TRY IT: Copy each line below that has "label".
━━━━━━━━━━━━━━━━━━━━━━━━━━━━━━
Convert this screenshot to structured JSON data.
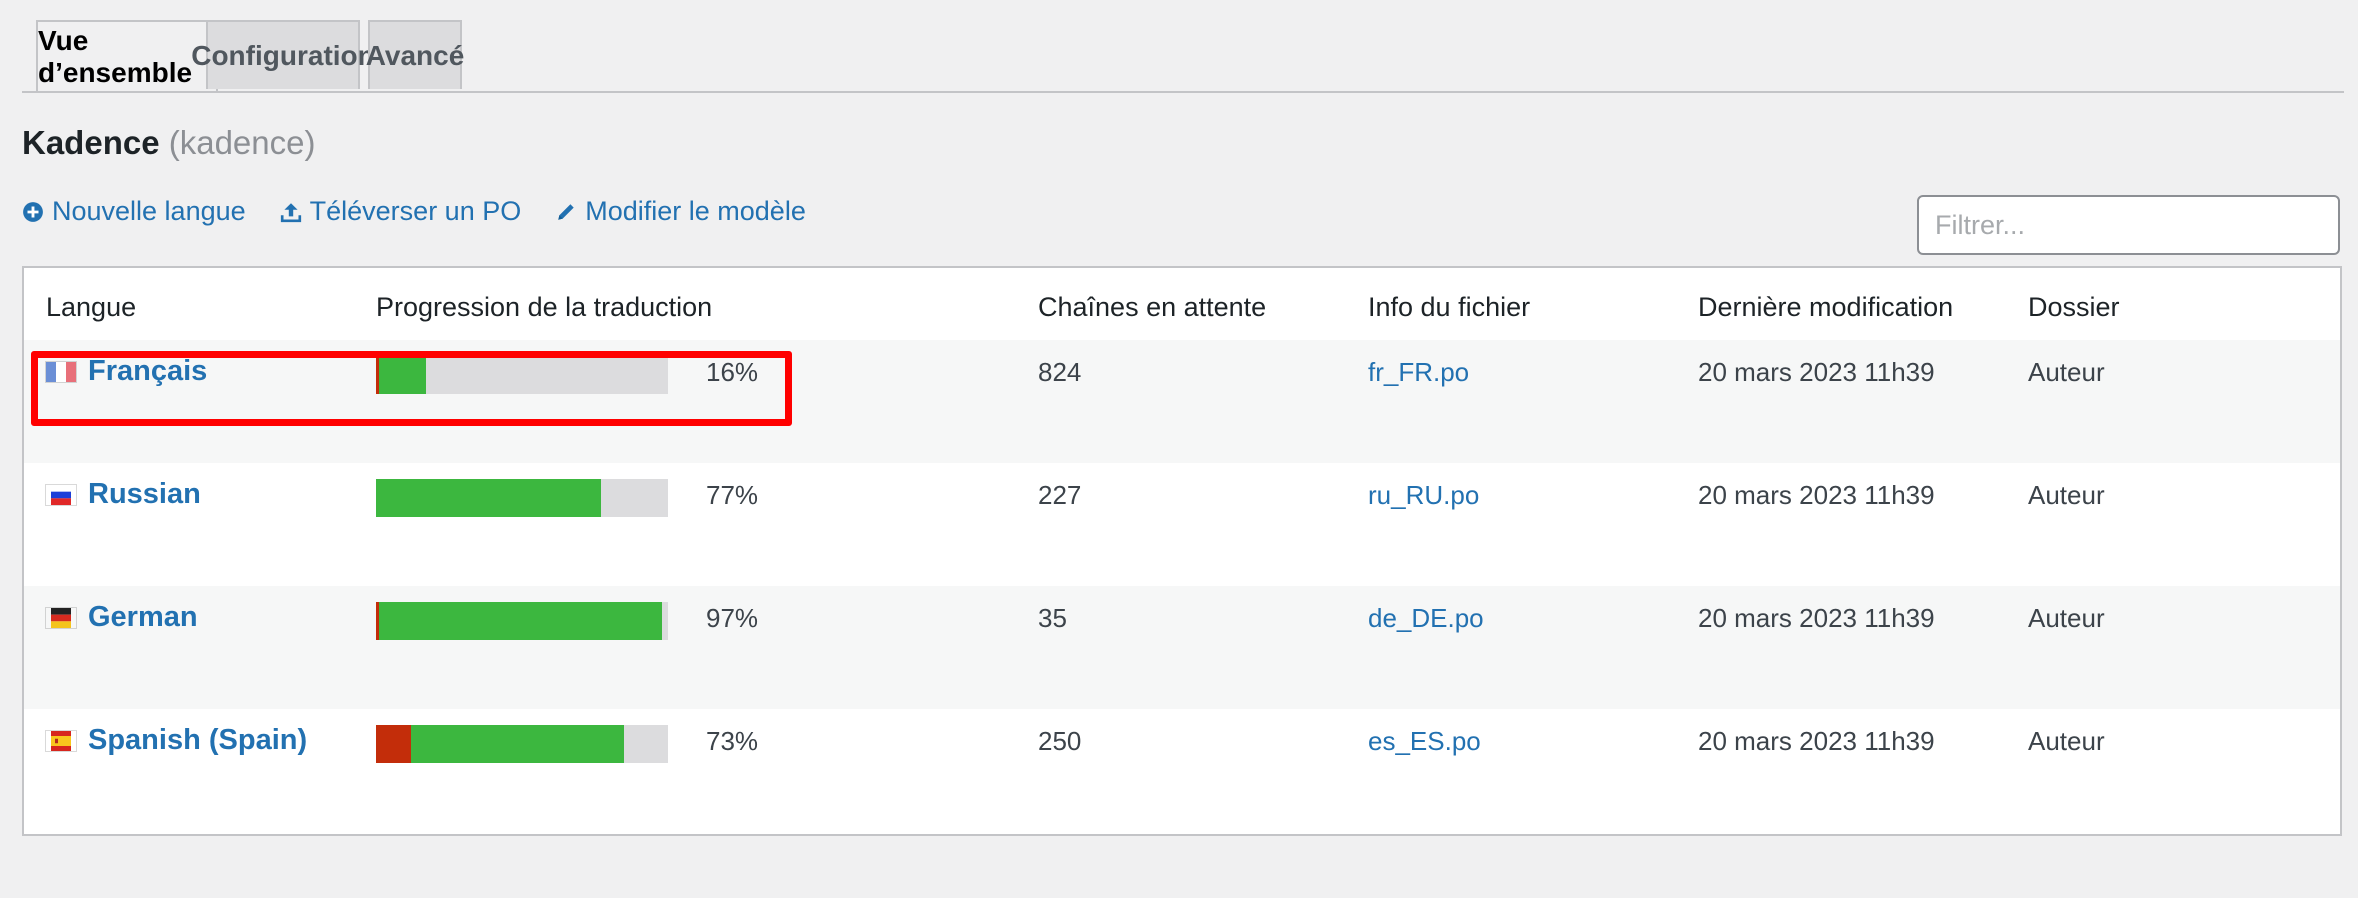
{
  "tabs": [
    {
      "label": "Vue d’ensemble",
      "active": true
    },
    {
      "label": "Configuration",
      "active": false
    },
    {
      "label": "Avancé",
      "active": false
    }
  ],
  "title": {
    "name": "Kadence",
    "slug": "(kadence)"
  },
  "actions": {
    "new_language": "Nouvelle langue",
    "upload_po": "Téléverser un PO",
    "edit_template": "Modifier le modèle"
  },
  "filter": {
    "placeholder": "Filtrer...",
    "value": ""
  },
  "table": {
    "headers": [
      "Langue",
      "Progression de la traduction",
      "Chaînes en attente",
      "Info du fichier",
      "Dernière modification",
      "Dossier"
    ],
    "rows": [
      {
        "language": "Français",
        "flag": "fr",
        "percent": "16%",
        "done": 0.16,
        "fuzzy": 0.01,
        "pending": "824",
        "file": "fr_FR.po",
        "modified": "20 mars 2023 11h39",
        "folder": "Auteur"
      },
      {
        "language": "Russian",
        "flag": "ru",
        "percent": "77%",
        "done": 0.77,
        "fuzzy": 0,
        "pending": "227",
        "file": "ru_RU.po",
        "modified": "20 mars 2023 11h39",
        "folder": "Auteur"
      },
      {
        "language": "German",
        "flag": "de",
        "percent": "97%",
        "done": 0.97,
        "fuzzy": 0.01,
        "pending": "35",
        "file": "de_DE.po",
        "modified": "20 mars 2023 11h39",
        "folder": "Auteur"
      },
      {
        "language": "Spanish (Spain)",
        "flag": "es",
        "percent": "73%",
        "done": 0.73,
        "fuzzy": 0.12,
        "pending": "250",
        "file": "es_ES.po",
        "modified": "20 mars 2023 11h39",
        "folder": "Auteur"
      }
    ]
  },
  "colors": {
    "link": "#2271b1",
    "progress_done": "#3cb73f",
    "progress_fuzzy": "#c32d0a",
    "progress_empty": "#dcdcde",
    "highlight": "#ff0000"
  }
}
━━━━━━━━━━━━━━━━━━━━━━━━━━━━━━
RESULT:
      "label": "Vue d’ensemble",
      "label": "Configuration",
      "label": "Avancé",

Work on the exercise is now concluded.